Once I feel the child is ready, I incorporate the laminated pictures into the reading.
Let’s look at the first picture in the book:
When I read the repeated carrier phrase, “No, I don’t wear diapers. I poop in the forest” I make my voice very animated, pretending to be the animal in the picture. I also hold up the laminated picture.
Often times, I delete saying “I don’t wear diapers.” Instead, I say:
“No, I poop in the ___________.”
I do this because I want to decrease the cognitive load and make it easier for the child to repeat the shorter phrase “No, I poop in the ________”.
Many of the children I treat, including my own daughter LOVE saying, “No” while emphatically shaking their heads.

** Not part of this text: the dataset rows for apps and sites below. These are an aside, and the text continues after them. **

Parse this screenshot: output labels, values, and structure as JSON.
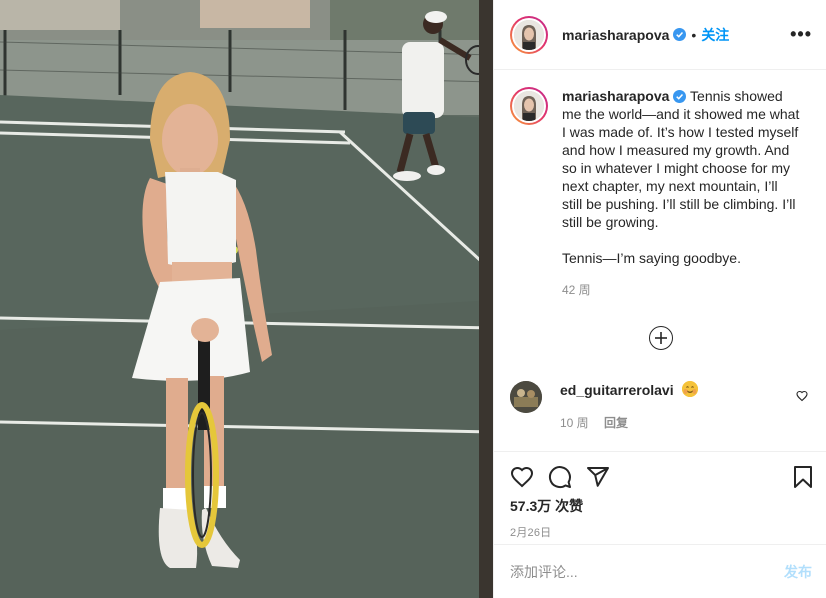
{
  "post": {
    "username": "mariasharapova",
    "follow_label": "关注",
    "separator": "•",
    "more_label": "•••",
    "caption_p1": "Tennis showed me the world—and it showed me what I was made of. It’s how I tested myself and how I measured my growth. And so in whatever I might choose for my next chapter, my next mountain, I’ll still be pushing. I’ll still be climbing. I’ll still be growing.",
    "caption_p2": "Tennis—I’m saying goodbye.",
    "caption_time": "42 周",
    "likes": "57.3万 次赞",
    "date": "2月26日"
  },
  "comments": [
    {
      "username": "ed_guitarrerolavi",
      "time": "10 周",
      "reply_label": "回复"
    }
  ],
  "comment_box": {
    "placeholder": "添加评论...",
    "post_label": "发布"
  },
  "colors": {
    "accent": "#0095f6",
    "post_disabled": "#b2dffc",
    "muted": "#8e8e8e",
    "border": "#efefef"
  },
  "icons": {
    "more": "more-icon",
    "verified": "verified-badge-icon",
    "load_more": "plus-circle-icon",
    "like": "heart-icon",
    "comment": "comment-bubble-icon",
    "share": "paper-plane-icon",
    "save": "bookmark-icon",
    "emoji": "smiling-face-emoji"
  }
}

After the child verbally attempts to initiate or imitate “No” or any part of the carrier phrase, then I give him or her the laminated picture card to put on the Velcro. Pretty simple, but very fun and interactive!
Older Toddler or Preschool Twist – Introduce Locations of Where the Animals Poop
Do You Wear Diapers? tells the reader where the respective animals poop, but it does not show pictures of the locations. It’s up to the reader to imagine or visualize the locations. As a speech language pathologist though, I take it a step further by doing the following 2 things:
- I incorporate laminated picture cards of the locations of where the animals poop! Children benefit from such visual inputs.
- I’m not going to expect my toddler to immediately know or fully understand all of the locations (e.g. rainforest and jungle) simply by looking at pictures.
- I connect those locations to the child’s life experiences or interests! This is because it’s much easier for a child to recall and retain new vocabulary words if they can relate to it on some level.
For instance, my daughter knows the ocean because she’s seen the ocean and been in the ocean. She’s experienced it first-hand (probably why another favorite book is At the Beach). Therefore it is much easier for her visualize and recall that a dolphin poops in the ocean.
Some children may know litter box because they have cats. We do not have a cat and Kerrigan has never seen a litter box so the concept of a litter box is more abstract. BUT, to make this less abstract, I will make it my duty (not trying to be funny here J ) to say to Kerrigan when we do see a cat’s litter box, “The cat poops in the litter box, just like in the book Do You Wear Diapers?”
I hope you have enjoyed this post!
Filed under: PrAACtical Thinking
Tagged With: Books, emergent literacy, Kimberly Scanlon, potty, preschoolers, reading
This post was written by Carole Zangari